It is hardly efficient to attempt to introduce a new talent by an inert mosaic of quotations, the despair both of author and critic. Each sliver chosen might be replaced by many more attractive. The case of Ewart is provocation. There are few poets today who regard their craft as sport rather than confessional. Verse streams out of him like a tidy fountain, the pressure almost at an energetic constant. Mandarin sensibility, the iteration of a self-projected persona owns the success of easier marketing. Give us the fingerprints and we’ve got the goods. An individual voice comes to be recognized as a staple; what is often available is a self-reflective invention, a response to its mirror imagery.
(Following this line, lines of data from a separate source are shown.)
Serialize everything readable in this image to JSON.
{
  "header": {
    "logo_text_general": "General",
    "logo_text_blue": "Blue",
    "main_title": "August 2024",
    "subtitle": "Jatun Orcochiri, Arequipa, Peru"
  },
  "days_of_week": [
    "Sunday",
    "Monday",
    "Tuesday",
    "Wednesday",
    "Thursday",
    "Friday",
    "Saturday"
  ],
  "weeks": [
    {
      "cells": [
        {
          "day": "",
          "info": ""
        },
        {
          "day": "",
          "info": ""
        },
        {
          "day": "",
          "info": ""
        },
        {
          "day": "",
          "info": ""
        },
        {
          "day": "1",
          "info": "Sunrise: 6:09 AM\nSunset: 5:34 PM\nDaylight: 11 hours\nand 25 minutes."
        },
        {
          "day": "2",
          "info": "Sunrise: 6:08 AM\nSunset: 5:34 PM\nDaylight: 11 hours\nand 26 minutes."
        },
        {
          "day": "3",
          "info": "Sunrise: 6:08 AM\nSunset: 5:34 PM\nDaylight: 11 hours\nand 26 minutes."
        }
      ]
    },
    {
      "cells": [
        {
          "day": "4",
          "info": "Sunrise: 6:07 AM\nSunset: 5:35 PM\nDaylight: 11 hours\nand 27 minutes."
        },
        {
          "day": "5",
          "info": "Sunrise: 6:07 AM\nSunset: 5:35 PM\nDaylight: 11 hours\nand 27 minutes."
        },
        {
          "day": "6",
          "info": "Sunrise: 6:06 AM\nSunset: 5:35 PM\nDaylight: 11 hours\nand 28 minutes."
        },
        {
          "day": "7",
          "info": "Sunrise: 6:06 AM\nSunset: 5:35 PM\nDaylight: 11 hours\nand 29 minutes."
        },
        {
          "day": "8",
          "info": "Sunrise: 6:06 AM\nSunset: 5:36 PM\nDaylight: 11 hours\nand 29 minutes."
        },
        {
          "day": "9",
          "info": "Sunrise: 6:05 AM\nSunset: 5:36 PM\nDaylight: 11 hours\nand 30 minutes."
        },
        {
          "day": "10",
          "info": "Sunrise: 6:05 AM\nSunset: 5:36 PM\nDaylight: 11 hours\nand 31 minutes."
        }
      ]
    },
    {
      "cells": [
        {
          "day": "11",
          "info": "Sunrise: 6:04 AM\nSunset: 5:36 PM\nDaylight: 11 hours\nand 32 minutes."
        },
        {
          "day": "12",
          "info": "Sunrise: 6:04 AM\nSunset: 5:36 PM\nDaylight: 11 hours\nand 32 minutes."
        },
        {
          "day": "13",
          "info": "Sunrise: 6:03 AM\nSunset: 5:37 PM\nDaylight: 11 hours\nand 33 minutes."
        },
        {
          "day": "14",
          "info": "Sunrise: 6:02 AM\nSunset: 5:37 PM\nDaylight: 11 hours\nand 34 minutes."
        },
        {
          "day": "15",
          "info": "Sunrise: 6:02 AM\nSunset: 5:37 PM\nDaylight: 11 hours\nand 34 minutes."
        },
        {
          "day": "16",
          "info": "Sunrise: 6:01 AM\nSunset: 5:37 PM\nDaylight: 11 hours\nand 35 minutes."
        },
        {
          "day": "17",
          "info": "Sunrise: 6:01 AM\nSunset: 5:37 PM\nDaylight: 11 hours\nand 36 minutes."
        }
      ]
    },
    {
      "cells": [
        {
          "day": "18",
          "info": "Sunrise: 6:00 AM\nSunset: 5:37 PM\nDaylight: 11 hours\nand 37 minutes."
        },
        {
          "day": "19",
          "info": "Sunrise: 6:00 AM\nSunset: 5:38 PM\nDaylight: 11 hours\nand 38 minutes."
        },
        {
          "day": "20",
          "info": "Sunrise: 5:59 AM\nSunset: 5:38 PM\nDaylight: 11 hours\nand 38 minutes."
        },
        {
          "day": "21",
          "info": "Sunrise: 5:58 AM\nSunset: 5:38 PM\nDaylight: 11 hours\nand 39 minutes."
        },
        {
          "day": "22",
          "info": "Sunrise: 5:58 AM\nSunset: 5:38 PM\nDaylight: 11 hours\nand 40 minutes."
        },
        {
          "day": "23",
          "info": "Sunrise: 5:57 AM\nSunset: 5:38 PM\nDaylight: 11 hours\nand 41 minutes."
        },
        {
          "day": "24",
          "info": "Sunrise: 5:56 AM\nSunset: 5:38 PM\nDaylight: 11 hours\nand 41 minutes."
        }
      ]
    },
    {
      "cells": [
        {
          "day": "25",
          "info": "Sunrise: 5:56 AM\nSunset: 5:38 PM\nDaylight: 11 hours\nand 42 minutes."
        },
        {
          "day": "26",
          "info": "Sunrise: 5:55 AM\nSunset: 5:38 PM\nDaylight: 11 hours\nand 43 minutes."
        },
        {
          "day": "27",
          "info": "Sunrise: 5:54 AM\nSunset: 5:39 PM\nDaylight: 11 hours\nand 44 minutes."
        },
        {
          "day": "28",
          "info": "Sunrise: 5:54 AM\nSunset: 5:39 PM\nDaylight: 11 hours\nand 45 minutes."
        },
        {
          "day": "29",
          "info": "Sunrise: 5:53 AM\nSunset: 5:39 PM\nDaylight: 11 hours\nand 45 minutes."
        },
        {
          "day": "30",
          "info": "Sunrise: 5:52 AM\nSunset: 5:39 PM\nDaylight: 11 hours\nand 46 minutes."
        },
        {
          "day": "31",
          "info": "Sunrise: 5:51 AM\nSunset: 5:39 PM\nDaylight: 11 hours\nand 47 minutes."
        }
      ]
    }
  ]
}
When a poet declines to posit his self against the awesome specifics of time’s passage as history, payment is in the charge of pretentiousness. The attraction of Ewart is in a depersonalized persona, a ruddy Englishman, aging slowly, with the light weight of his full and active years, and their correspondence to a lively tradition of verse as urbane action.

This is not to propose Gavin Ewart as something to take the role of Eliot’s Kipling. He is not, as Kipling was, dominantly a balladeer, although his “Gentle Sex,” 1971, is one of the most devastating eyewitness accounts of insensate violence, here set in Northern Ireland, to depict endemic terrorism. An empire that Kipling hymned in its glory, guilt, and cost was of another time which could still draw on King James’s gospel without parody, and something near epic dimensions without apology. Ewart speaks for his particular confraternity in his “Poets”:

We think there’s something wrong
with poets that readers read,
disdaining our soulful song
for some pretentious screed
or poems pure and simple
as beauty’s deluding dimple.

We can’t imagine how
portentous nonsense by A
is loved like a sacred cow,
while dons are carried away
by B’s more rustic stanzas
and C’s banal bonanzas.

We have our minority view
and a sort of trust in Time;
meanwhile in this human zoo
we wander free, or rhyme,
our admirers not very many—
lucky, perhaps, to have any.

Ewart’s map is a secular mosaic, its tiny tesserae, deftly cut, brightly colored, precisely placed. When we are curious about the administration of the British raj in India, ambiguities in the Boer War, craft in civil engineering and the spark in military matters in the first third of this century, we go to Kipling for true tales. For a funny, vivid, and centered conspectus of the years and their raw action since World War II, Gavin Ewart offers something not unlike, in style, wit, and warmth uniquely wondrous.

This Issue

January 29, 1987